*To do*
What should come back is the data below, word for word, minus any picture.

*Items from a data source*
....

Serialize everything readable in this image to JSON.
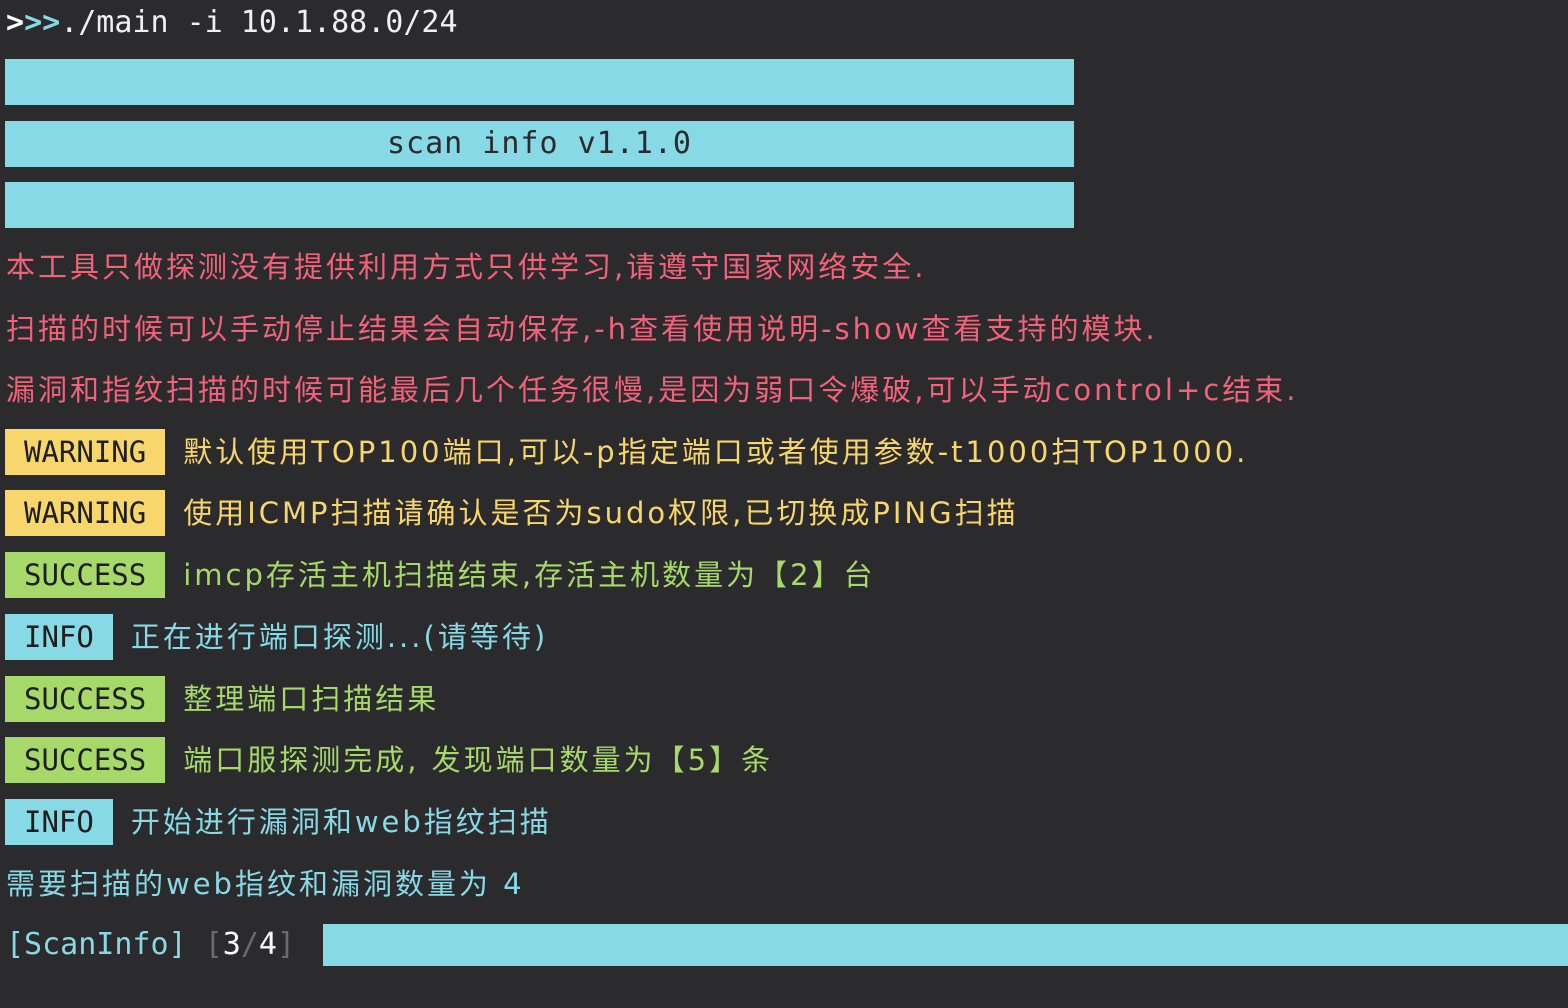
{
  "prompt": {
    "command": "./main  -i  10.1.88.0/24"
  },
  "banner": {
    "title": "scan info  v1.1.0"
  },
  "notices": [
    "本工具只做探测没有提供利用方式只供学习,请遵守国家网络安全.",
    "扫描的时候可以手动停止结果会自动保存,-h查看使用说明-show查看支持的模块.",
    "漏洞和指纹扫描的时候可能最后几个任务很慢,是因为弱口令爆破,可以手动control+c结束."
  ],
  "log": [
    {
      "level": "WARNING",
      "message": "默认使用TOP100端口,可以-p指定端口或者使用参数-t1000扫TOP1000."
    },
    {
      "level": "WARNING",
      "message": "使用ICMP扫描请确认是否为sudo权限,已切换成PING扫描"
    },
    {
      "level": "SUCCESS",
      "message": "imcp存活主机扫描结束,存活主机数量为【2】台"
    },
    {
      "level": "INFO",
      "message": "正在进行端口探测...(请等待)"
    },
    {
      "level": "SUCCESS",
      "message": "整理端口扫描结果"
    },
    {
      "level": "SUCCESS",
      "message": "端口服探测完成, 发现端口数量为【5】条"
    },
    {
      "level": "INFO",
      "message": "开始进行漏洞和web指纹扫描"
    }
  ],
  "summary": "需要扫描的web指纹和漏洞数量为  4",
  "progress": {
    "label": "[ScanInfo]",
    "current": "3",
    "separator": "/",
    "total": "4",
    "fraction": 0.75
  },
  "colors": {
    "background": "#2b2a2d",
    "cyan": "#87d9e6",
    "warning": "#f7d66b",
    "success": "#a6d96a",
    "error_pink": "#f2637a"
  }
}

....

*Expected output*
Serialize everything readable in this image to JSON.
{
  "prompt": {
    "command": "./main  -i  10.1.88.0/24"
  },
  "banner": {
    "title": "scan info  v1.1.0"
  },
  "notices": [
    "本工具只做探测没有提供利用方式只供学习,请遵守国家网络安全.",
    "扫描的时候可以手动停止结果会自动保存,-h查看使用说明-show查看支持的模块.",
    "漏洞和指纹扫描的时候可能最后几个任务很慢,是因为弱口令爆破,可以手动control+c结束."
  ],
  "log": [
    {
      "level": "WARNING",
      "message": "默认使用TOP100端口,可以-p指定端口或者使用参数-t1000扫TOP1000."
    },
    {
      "level": "WARNING",
      "message": "使用ICMP扫描请确认是否为sudo权限,已切换成PING扫描"
    },
    {
      "level": "SUCCESS",
      "message": "imcp存活主机扫描结束,存活主机数量为【2】台"
    },
    {
      "level": "INFO",
      "message": "正在进行端口探测...(请等待)"
    },
    {
      "level": "SUCCESS",
      "message": "整理端口扫描结果"
    },
    {
      "level": "SUCCESS",
      "message": "端口服探测完成, 发现端口数量为【5】条"
    },
    {
      "level": "INFO",
      "message": "开始进行漏洞和web指纹扫描"
    }
  ],
  "summary": "需要扫描的web指纹和漏洞数量为  4",
  "progress": {
    "label": "[ScanInfo]",
    "current": "3",
    "separator": "/",
    "total": "4",
    "fraction": 0.75
  },
  "colors": {
    "background": "#2b2a2d",
    "cyan": "#87d9e6",
    "warning": "#f7d66b",
    "success": "#a6d96a",
    "error_pink": "#f2637a"
  }
}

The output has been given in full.